[WHAT IS NEEDED] Print the records below exactly, omitting all pictures.
------------------------
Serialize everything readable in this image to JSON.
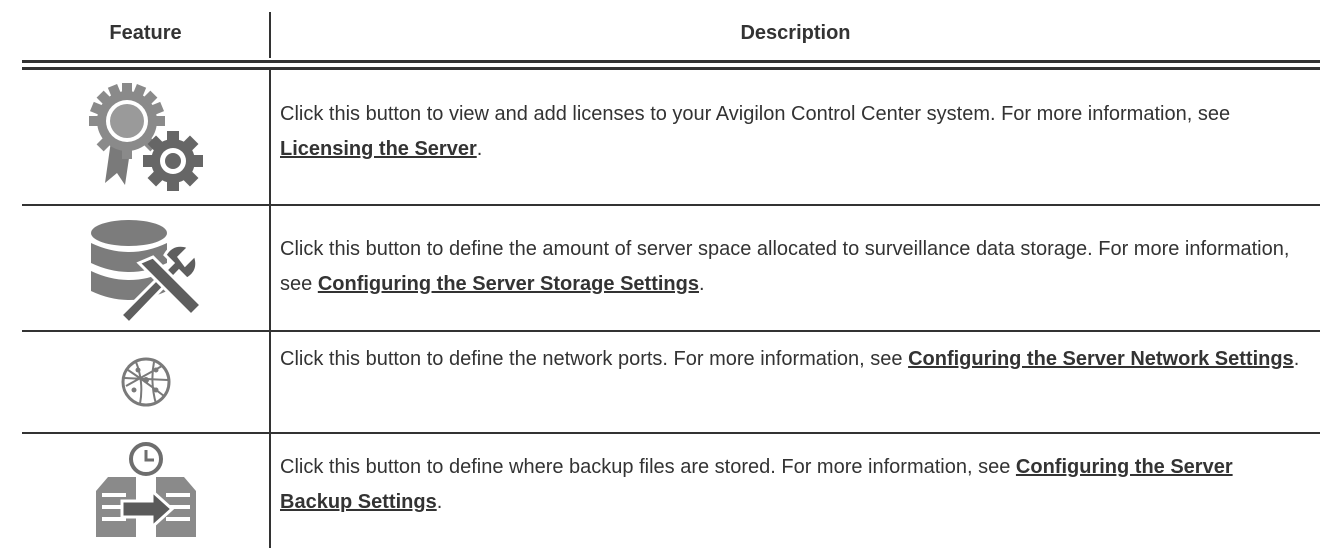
{
  "header": {
    "feature": "Feature",
    "description": "Description"
  },
  "rows": [
    {
      "icon": "license-gears-icon",
      "text_before": "Click this button to view and add licenses to your Avigilon Control Center system. For more information, see ",
      "link": "Licensing the Server",
      "text_after": "."
    },
    {
      "icon": "storage-wrench-icon",
      "text_before": "Click this button to define the amount of server space allocated to surveillance data storage. For more information, see ",
      "link": "Configuring the Server Storage Settings",
      "text_after": "."
    },
    {
      "icon": "network-globe-icon",
      "text_before": "Click this button to define the network ports. For more information, see ",
      "link": "Configuring the Server Network Settings",
      "text_after": "."
    },
    {
      "icon": "backup-clock-icon",
      "text_before": "Click this button to define where backup files are stored. For more information, see ",
      "link": "Configuring the Server Backup Settings",
      "text_after": "."
    }
  ]
}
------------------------
[RESPONSE AREA]
Serialize everything readable in this image to JSON.
{
  "header": {
    "feature": "Feature",
    "description": "Description"
  },
  "rows": [
    {
      "icon": "license-gears-icon",
      "text_before": "Click this button to view and add licenses to your Avigilon Control Center system. For more information, see ",
      "link": "Licensing the Server",
      "text_after": "."
    },
    {
      "icon": "storage-wrench-icon",
      "text_before": "Click this button to define the amount of server space allocated to surveillance data storage. For more information, see ",
      "link": "Configuring the Server Storage Settings",
      "text_after": "."
    },
    {
      "icon": "network-globe-icon",
      "text_before": "Click this button to define the network ports. For more information, see ",
      "link": "Configuring the Server Network Settings",
      "text_after": "."
    },
    {
      "icon": "backup-clock-icon",
      "text_before": "Click this button to define where backup files are stored. For more information, see ",
      "link": "Configuring the Server Backup Settings",
      "text_after": "."
    }
  ]
}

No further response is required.